In “Sherlock” Cumberbatch transforms the world for which he is too nice into a series of exaggerated, clichéd facial expressions. Here is how one smiles while offering a coffee (to check whether the sugar contains a drug). Here is the look to wear while asking to be let into the door (to search an apartment). The means of facial expression are as well worn as those of words. Cumberbatch is an actor, and he shows us that people by and large are living others’ lives using traditional actor tools – borrowed facial expressions. This is what he makes a mockery of. Where did you learn this ingratiating look, that polite smile – from your mother, the electrician, or the TV presenter?
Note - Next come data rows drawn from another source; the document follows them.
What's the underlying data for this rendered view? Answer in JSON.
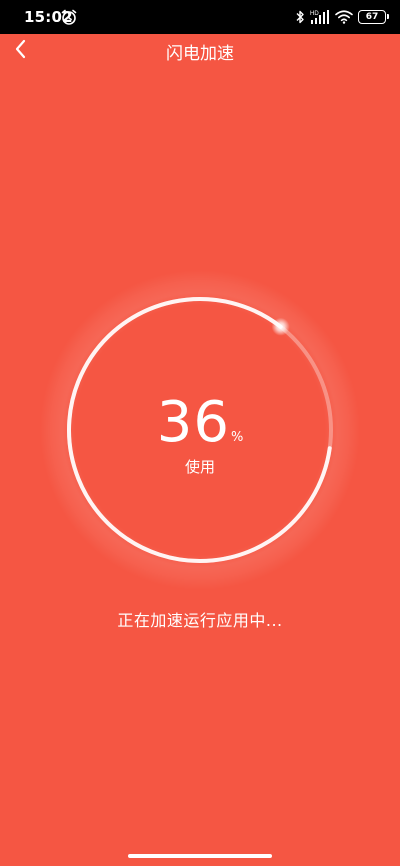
{
  "status_bar": {
    "time": "15:02",
    "battery": "67",
    "icons": [
      "alarm-icon",
      "bluetooth-icon",
      "signal-icon",
      "wifi-icon",
      "battery-icon"
    ]
  },
  "header": {
    "title": "闪电加速",
    "back_icon": "chevron-left-icon"
  },
  "gauge": {
    "value": "36",
    "unit": "%",
    "label": "使用",
    "progress_fraction": 0.36
  },
  "status_text": "正在加速运行应用中...",
  "colors": {
    "background": "#F55643",
    "status_bar": "#000000",
    "foreground": "#FFFFFF"
  }
}
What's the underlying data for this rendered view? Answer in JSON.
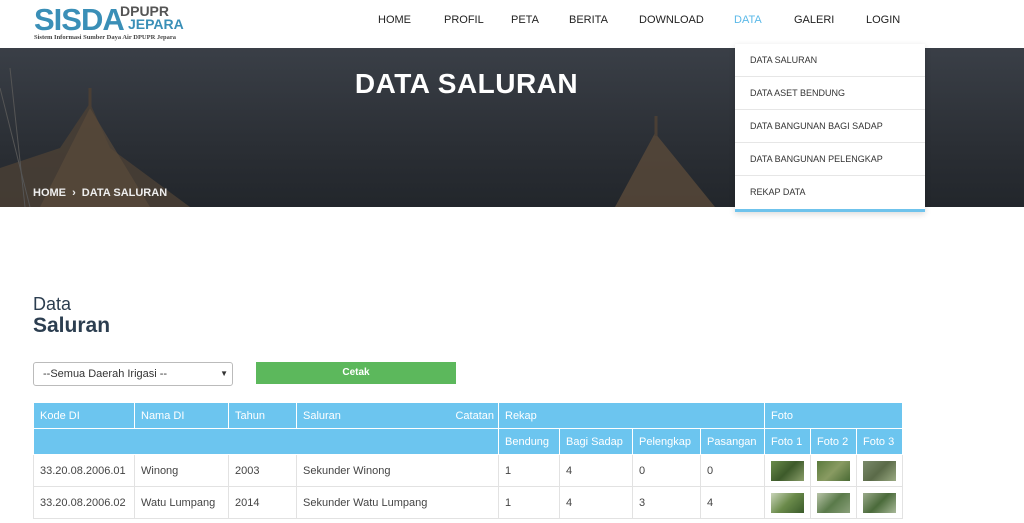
{
  "logo": {
    "main": "SISDA",
    "side_top": "DPUPR",
    "side_bottom": "JEPARA",
    "tagline": "Sistem Informasi Sumber Daya Air DPUPR Jepara"
  },
  "nav": {
    "items": [
      {
        "label": "HOME"
      },
      {
        "label": "PROFIL"
      },
      {
        "label": "PETA"
      },
      {
        "label": "BERITA"
      },
      {
        "label": "DOWNLOAD"
      },
      {
        "label": "DATA"
      },
      {
        "label": "GALERI"
      },
      {
        "label": "LOGIN"
      }
    ],
    "active": "DATA"
  },
  "dropdown": {
    "items": [
      "DATA SALURAN",
      "DATA ASET BENDUNG",
      "DATA BANGUNAN BAGI SADAP",
      "DATA BANGUNAN PELENGKAP",
      "REKAP DATA"
    ]
  },
  "banner": {
    "title": "DATA SALURAN",
    "breadcrumb_home": "HOME",
    "breadcrumb_sep": "›",
    "breadcrumb_current": "DATA SALURAN"
  },
  "section": {
    "title_small": "Data",
    "title_big": "Saluran"
  },
  "filter": {
    "select_value": "--Semua Daerah Irigasi --",
    "button": "Cetak"
  },
  "table": {
    "headers": {
      "kode": "Kode DI",
      "nama": "Nama DI",
      "tahun": "Tahun",
      "saluran": "Saluran",
      "catatan": "Catatan",
      "rekap": "Rekap",
      "foto": "Foto",
      "bendung": "Bendung",
      "bagi_sadap": "Bagi Sadap",
      "pelengkap": "Pelengkap",
      "pasangan": "Pasangan",
      "foto1": "Foto 1",
      "foto2": "Foto 2",
      "foto3": "Foto 3"
    },
    "rows": [
      {
        "kode": "33.20.08.2006.01",
        "nama": "Winong",
        "tahun": "2003",
        "saluran": "Sekunder Winong",
        "bendung": "1",
        "bagi_sadap": "4",
        "pelengkap": "0",
        "pasangan": "0"
      },
      {
        "kode": "33.20.08.2006.02",
        "nama": "Watu Lumpang",
        "tahun": "2014",
        "saluran": "Sekunder Watu Lumpang",
        "bendung": "1",
        "bagi_sadap": "4",
        "pelengkap": "3",
        "pasangan": "4"
      }
    ]
  }
}
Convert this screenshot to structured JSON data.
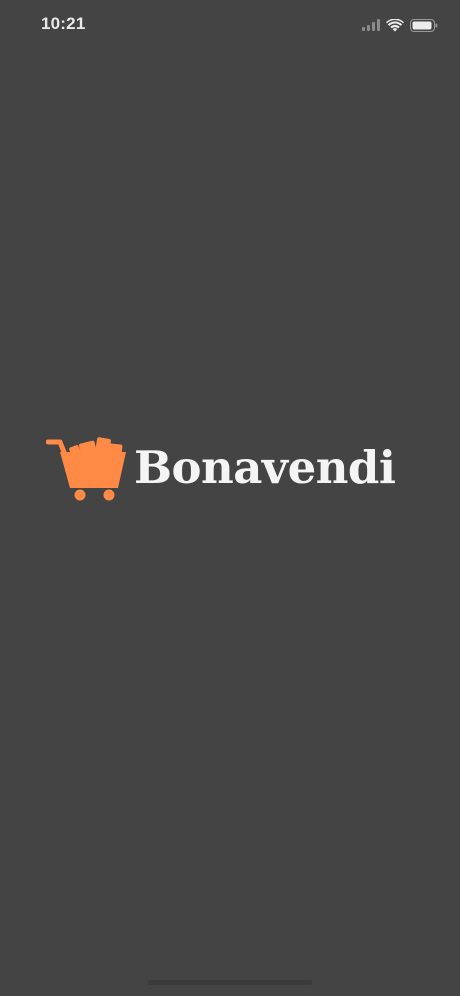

In this case facial expressions are a symbol. Behind this wicked parody of the shared facial vocabulary he hides a question for everyone: where are you yourself? Maybe you should reassess and realize yourself as Sherlock realized himself in creating a previously non-existent profession – that of a consulting detective. (In “Third Star” Cumberbatch delivered the reverse story, a deafening tragedy of not getting to realize yourself.)
If you don’t feel sorry for yourself, feel sorry for God who created you precisely for – what? Before going into acting, not having the looks or even the name equivalent of our hero’s looks and name, ask yourself that question; it can lead you to yourself and therefore to freedom and truth. Freedom and truth are brilliant! But leave the screen to Cumberbatch – this is what he was born for.